Format

Send to:

Choose Destination
We are sorry, but NCBI web applications do not support your browser and may not function properly. More information
Blood. 1998 Nov 1;92(9):3018-24.

Somatic Fas mutations in non-Hodgkin's lymphoma: association with extranodal disease and autoimmunity.

Author information

  • 1Department of Tumor Cell Biology, Institute of Cancer Biology, Danish Cancer Society; the Departments of Pathology and Hematology, Herlev Hospital; and the Departments of Hematology and Pathology, Rigshospitalet, Copenhagen, Denmark.

Abstract

Fas (APO-1/CD95) is a cell-surface receptor involved in cell death signaling. Germline mutations in the Fas gene have been associated with autoimmune lymphoproliferative syndrome, and somatic Fas mutations have been found in multiple myeloma. We have examined the entire coding region and all splice sites of the Fas gene in 150 cases of non-Hodgkin's lymphoma. Overall, mutations were identified in 16 of the tumors (11%). Missense mutations within the death domain of the receptor were associated with retention of the wild-type allele, indicating a dominant-negative mechanism, whereas missense mutations outside the death domain were associated with allelic loss. Fas mutations were identified in 3 (60%) MALT-type lymphomas, 9 (21%) diffuse large B-cell lymphomas, 2 (6%) follicle center cell lymphomas, 1 (50%) anaplastic large cell lymphoma, and 1 unusual case of B-cell chronic lymphocytic leukemia with a marked tropism for skin. Among the 16 patients with somatic Fas mutations, 15 showed extranodal disease at presentation, and 6 relapsed in extranodal areas. Ten of 13 evaluable patients showed features suggestive of autoreactive disease. Our data indicate that somatic disruption of Fas may play a role in the pathogenesis of some lymphomas, and suggest a link between Fas mutation, cancer and autoimmunity.

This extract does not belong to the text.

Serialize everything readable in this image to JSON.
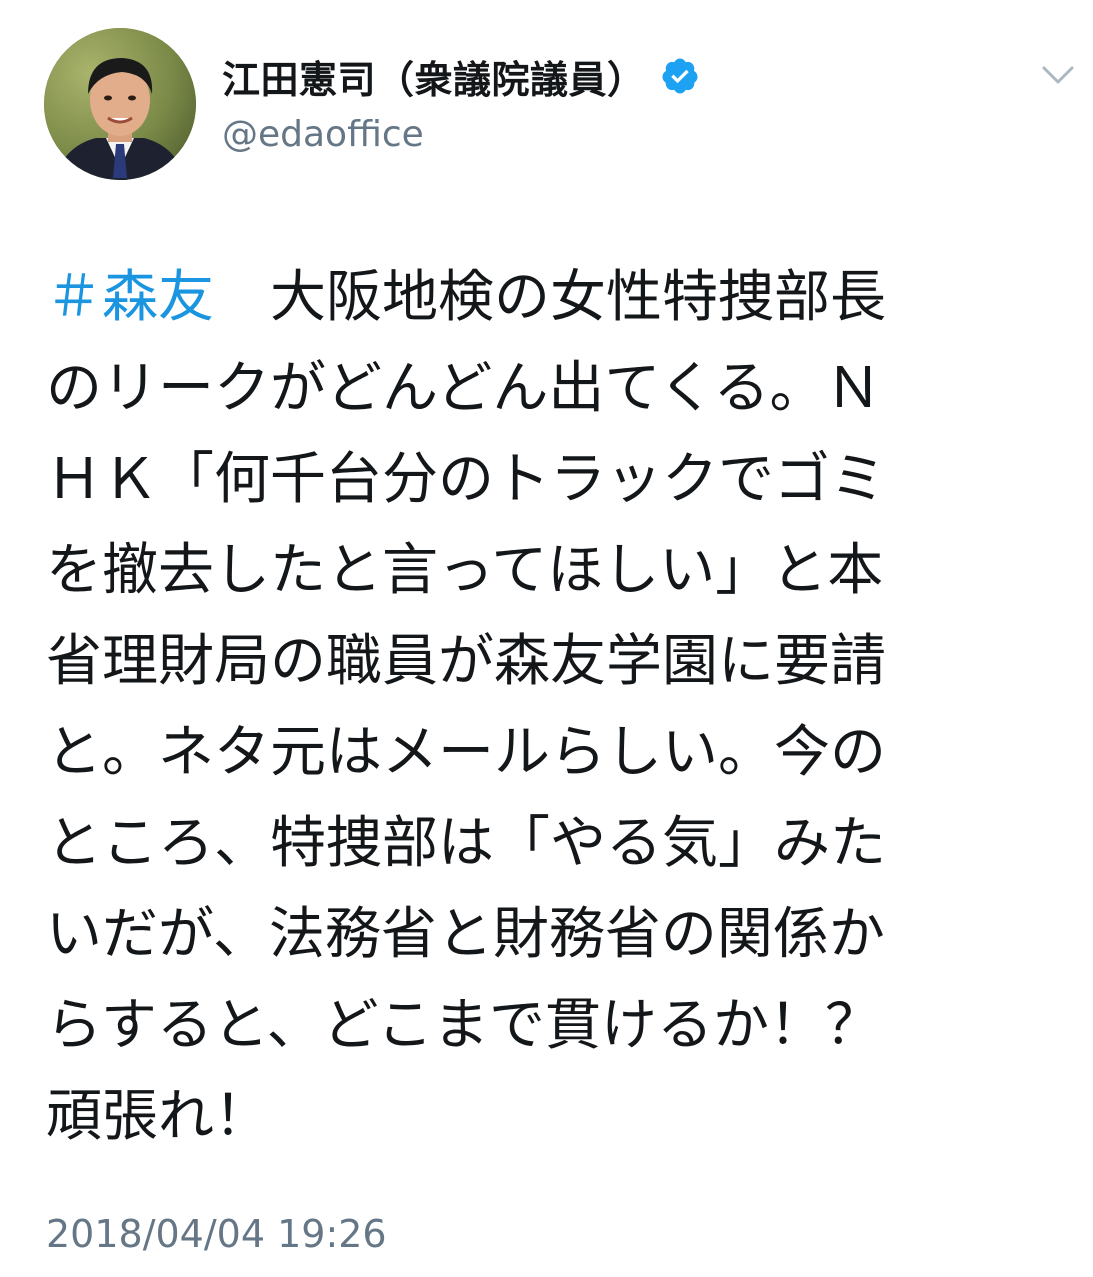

Copyright 1998 by The American Society of Hematology

PMID:
9787134
[PubMed - indexed for MEDLINE]
Free full text
PubMed Commons home

PubMed Commons

0 comments
How to join PubMed Commons

    Supplemental Content

    Full text links

    Icon for HighWire
    Loading ...
    Write to the Help Desk